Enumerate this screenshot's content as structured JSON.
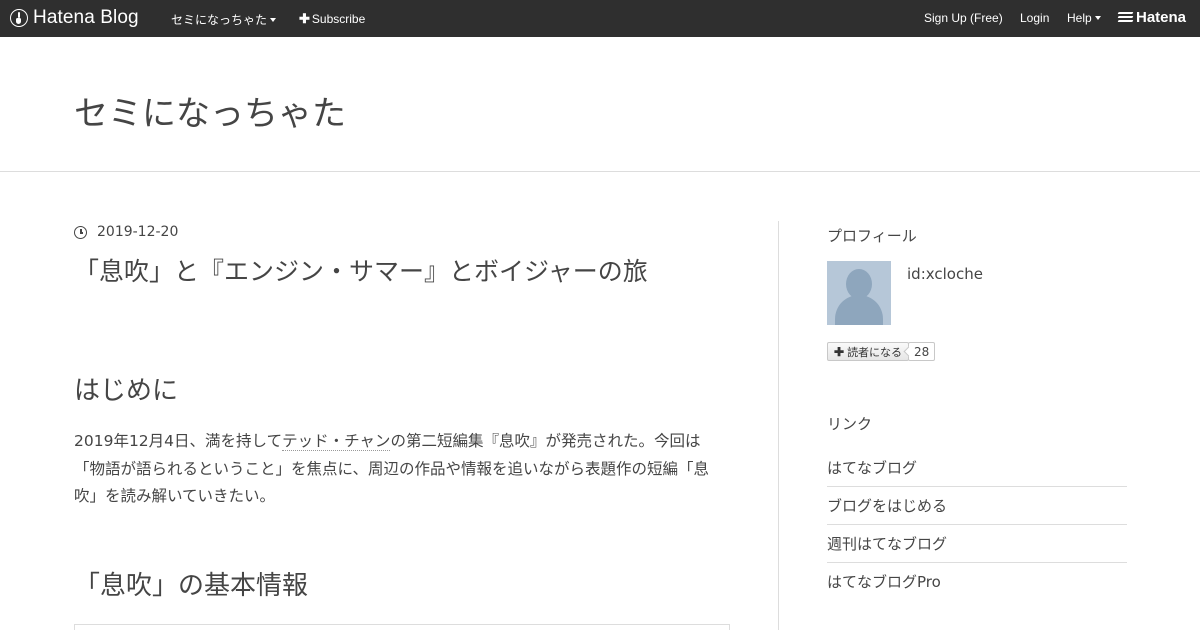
{
  "globalbar": {
    "brand": "Hatena Blog",
    "blog_menu": "セミになっちゃた",
    "subscribe": "Subscribe",
    "signup": "Sign Up (Free)",
    "login": "Login",
    "help": "Help",
    "hatena": "Hatena"
  },
  "blog": {
    "title": "セミになっちゃた"
  },
  "entry": {
    "date": "2019-12-20",
    "title": "「息吹」と『エンジン・サマー』とボイジャーの旅",
    "heading1": "はじめに",
    "para_a": "2019年12月4日、満を持して",
    "para_link": "テッド・チャン",
    "para_b": "の第二短編集『息吹』が発売された。今回は",
    "para_line2": "「物語が語られるということ」を焦点に、周辺の作品や情報を追いながら表題作の短編「息",
    "para_line3": "吹」を読み解いていきたい。",
    "heading2": "「息吹」の基本情報"
  },
  "sidebar": {
    "profile_heading": "プロフィール",
    "user_id": "id:xcloche",
    "subscribe_label": "読者になる",
    "subscriber_count": "28",
    "links_heading": "リンク",
    "links": [
      {
        "label": "はてなブログ"
      },
      {
        "label": "ブログをはじめる"
      },
      {
        "label": "週刊はてなブログ"
      },
      {
        "label": "はてなブログPro"
      }
    ]
  }
}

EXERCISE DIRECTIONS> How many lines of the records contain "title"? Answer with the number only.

SOLUTION TO THIS EXERCISE> 2